LDs that affect Organization and Focus: A series of executive functions allow us to do things like plan, predict, organize and focus. LDs that interfere with these things can interfere with how we manage our lives and physical space. ADHD, which does affect executive functions, is coming to be seen as an LD because of this.

LDs that affect Social Life: We learn how to be socially successful, even though we don’t notice that we’re learning. So LDs that make it difficult to interpret facial expressions, body language, or tones of voice can have a real impact on a person’s social life.

LDs that affect Physical Interaction With the World: Again, without knowing, we are constantly receiving information about our surroundings and about our bodies: our balance, coordination and movement are all based on this information. So an LD that interferes with how we understand that information can cause a person to be uncoordinated or “clumsy.”

The following is a checklist of characteristics that may point to a learning disability. Most people will, from time to time, see one or more of these warning signs in their children. This is normal. If, however, you see several of these characteristics over a long period of time, consider the possibility of a learning disability.

What Are Some Common Signs of Learning Disabilities?


  • speaks later than most children
  • pronunciation problems
  • slow vocabulary growth, often unable to find right word
  • difficulty rhyming words
  • trouble learning numbers, alphabet, days of week, color shapes
  • transposes number sequences and confuses arithmetic signs (+, -, X, /, =)
  • extremely restless and easily distracted
  • slow to learn new skills, relies heavily on memorization
  • trouble interacting with peers
  • impulsive, difficulty planning
  • difficulty following directions or routines trouble learning about time
  • fine motor skills slow to develop

Grades K-4
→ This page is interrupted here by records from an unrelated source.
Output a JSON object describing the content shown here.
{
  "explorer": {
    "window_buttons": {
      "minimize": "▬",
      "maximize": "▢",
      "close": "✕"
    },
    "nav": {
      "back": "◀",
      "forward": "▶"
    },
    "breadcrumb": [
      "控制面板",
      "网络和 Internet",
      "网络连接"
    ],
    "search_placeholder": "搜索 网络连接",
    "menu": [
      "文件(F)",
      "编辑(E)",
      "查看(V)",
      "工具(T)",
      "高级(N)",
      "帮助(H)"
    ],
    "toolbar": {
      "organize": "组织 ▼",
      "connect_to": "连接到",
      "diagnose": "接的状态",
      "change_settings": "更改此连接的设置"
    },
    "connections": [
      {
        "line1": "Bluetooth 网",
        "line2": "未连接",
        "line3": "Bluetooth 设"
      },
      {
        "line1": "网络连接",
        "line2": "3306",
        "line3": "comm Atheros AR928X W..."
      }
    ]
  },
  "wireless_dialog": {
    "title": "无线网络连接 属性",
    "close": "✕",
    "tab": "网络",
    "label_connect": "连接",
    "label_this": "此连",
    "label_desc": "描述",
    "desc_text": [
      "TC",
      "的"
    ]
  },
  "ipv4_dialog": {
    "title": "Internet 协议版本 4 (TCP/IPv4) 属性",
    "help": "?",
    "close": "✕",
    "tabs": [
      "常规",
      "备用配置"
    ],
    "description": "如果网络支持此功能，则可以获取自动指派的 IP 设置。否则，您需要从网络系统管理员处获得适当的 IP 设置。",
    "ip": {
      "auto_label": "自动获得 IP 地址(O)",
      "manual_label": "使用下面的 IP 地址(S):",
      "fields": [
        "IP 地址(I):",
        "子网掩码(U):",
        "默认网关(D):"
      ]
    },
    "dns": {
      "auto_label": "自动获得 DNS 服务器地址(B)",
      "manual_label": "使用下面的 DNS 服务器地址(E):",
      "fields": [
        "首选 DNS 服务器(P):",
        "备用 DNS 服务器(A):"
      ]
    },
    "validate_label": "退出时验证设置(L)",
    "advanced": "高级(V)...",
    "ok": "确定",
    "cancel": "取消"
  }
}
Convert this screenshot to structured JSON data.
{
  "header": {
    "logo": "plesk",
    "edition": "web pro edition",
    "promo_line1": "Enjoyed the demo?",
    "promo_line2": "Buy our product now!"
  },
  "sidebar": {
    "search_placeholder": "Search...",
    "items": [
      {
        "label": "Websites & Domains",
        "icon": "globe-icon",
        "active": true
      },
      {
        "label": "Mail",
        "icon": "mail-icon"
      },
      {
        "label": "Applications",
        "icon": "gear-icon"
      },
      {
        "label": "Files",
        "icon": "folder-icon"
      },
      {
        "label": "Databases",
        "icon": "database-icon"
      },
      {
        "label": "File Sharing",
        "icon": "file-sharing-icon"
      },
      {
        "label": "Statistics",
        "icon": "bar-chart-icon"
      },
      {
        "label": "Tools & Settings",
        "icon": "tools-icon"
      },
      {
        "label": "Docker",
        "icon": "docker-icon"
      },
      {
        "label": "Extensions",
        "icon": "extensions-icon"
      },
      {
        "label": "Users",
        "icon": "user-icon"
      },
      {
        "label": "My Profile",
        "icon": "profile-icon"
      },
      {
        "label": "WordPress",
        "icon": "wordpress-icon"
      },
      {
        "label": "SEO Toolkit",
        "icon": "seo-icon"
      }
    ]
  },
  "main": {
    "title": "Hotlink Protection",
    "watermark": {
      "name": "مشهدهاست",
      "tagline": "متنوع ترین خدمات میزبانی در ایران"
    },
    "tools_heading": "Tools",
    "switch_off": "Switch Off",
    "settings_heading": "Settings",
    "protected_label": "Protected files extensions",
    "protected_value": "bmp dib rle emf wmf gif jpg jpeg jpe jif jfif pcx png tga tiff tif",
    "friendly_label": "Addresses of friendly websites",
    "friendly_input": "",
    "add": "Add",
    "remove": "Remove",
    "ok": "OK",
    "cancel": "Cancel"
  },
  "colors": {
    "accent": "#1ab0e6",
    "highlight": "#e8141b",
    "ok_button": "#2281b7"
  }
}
  • slow to learn the connection between letters and sounds
  • confuses basic words (run, eat, want)
  • makes consistent reading and spelling errors, incl. letter reversals (b/d), inversions (m/w), transpositions (felt/left) and substitutions (house/home)
  • transposes number sequences and confuses arithmetic signs (+,-,x,/,=)
  • slow to remember factrs
  • slow to learn new skills, relies heavily on memorization,
  • impulsive, difficulty planning
  • unstable pencil grip
  • trouble learning about time
  • poor co-ordination, unaware of physical surroundings, prone to accidents

Grades 5 – 8

  • reverses letter sequences, (i.e. soiled/solid, felt/left)
  • slow to learn prefixes, suffixes, root words and other spelling strategies
  • avoids reading aloud
  • trouble with word problems
  • difficulty with handwriting
  • awkward, fist-like or tight pencil grip
  • avoids writing compositions
  • slow or poor recall of facts
  • difficulty making friends
  • misreads information
  • trouble understanding body language & facial expressions

High school students and adults

  • continues to spell incorrectly, frequently spells same word differently in a single piece of writing
  • avoids reading and writing tasks
  • trouble summarizing
  • trouble with open-ended questions on tests
  • weak memory skills
  • difficulty adjusting to new settings
  • works slowly
  • poor grasp of abstract concepts
  • either pays too little or too much attention to details
  • misreads information

* information taken from : Co-ordinated Campaign for Learning Disabilities booklet,

Links or Useful Resources for LEARNING DISABILITIES:
Children’s Mental Health Ontario - or 1-888-234-7054
Learning Disabilities Association of Ontario -
Learning Disabilities Association of Canada –
Learning Disabilities Association of K-W – 519-743-9091 or e-mail:
Coordinated Campaign for Learning Disabilities -